I've been musing about the various reactions to friends discovering that the banner image on this blog is not me and the kids (The 'Real Thing' - Journal Jan 15th) and how we privilege the spoken/written instead of the visual. Our words describe our images not the other way around. In 'Ways of Seeing', a little book by John Berger that I have kept since my college days, Berger shows us this experiment.
This is a landscape of a cornfield with birds flying out of it. Look at it for a moment. Then turn the page.
As we turn the page we see this.....
This is the last picture Van Gogh painted before he killed himself
As Berger claims, it's hard to define exactly how the words have changed the image but undoubtedly they have. The image now illustrates the sentence.

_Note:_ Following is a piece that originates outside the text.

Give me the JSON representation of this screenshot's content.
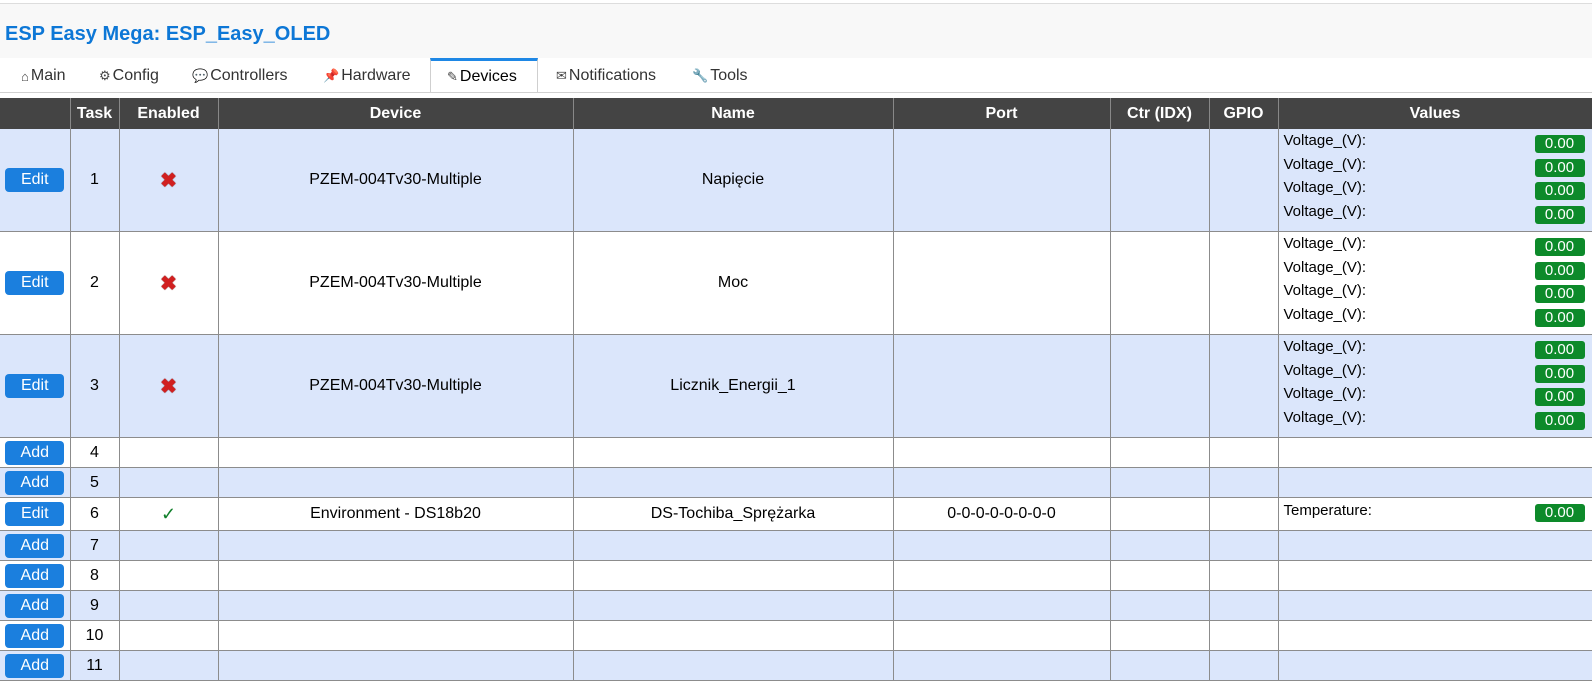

Berger goes on, 'In this essay each little image reproduced has become part of an argument which has little or nothing to do with the painting's independent meaning.' I'm interested in how how vulnerable our visual 'truth' and resonance becomes compared with the much stronger truth of text.

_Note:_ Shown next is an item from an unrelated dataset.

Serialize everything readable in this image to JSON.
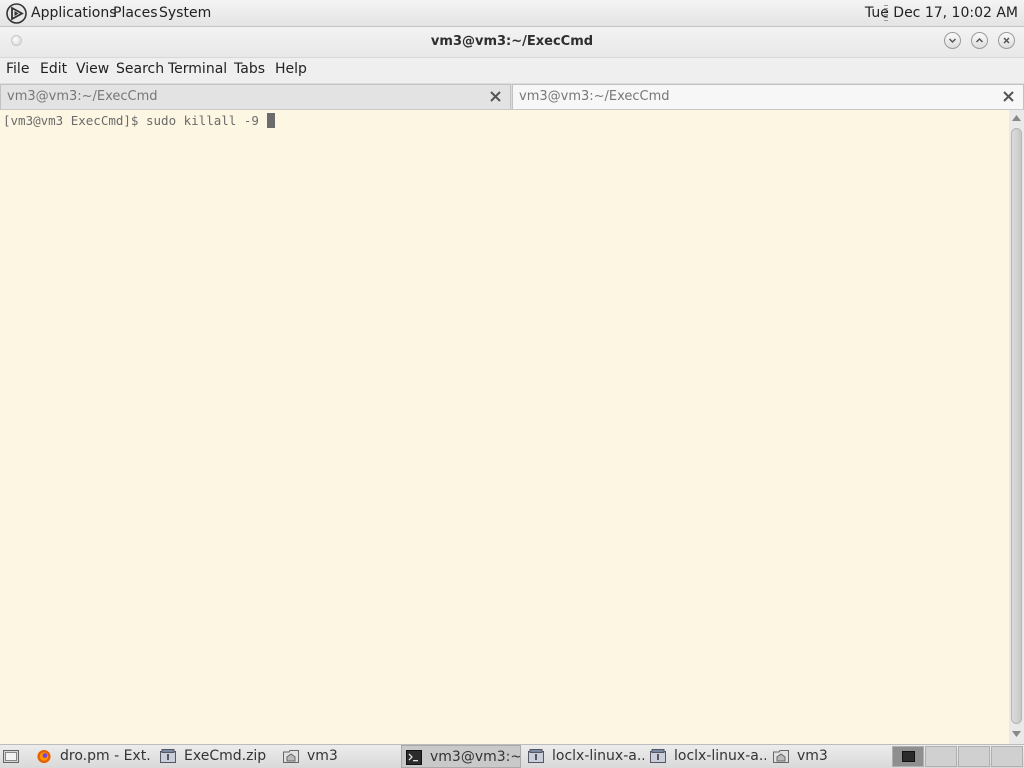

Incidentally, it turns out that Berger was wrong about the painting. It probably wasn't Van Gogh's last image - so what sense do we make of it now?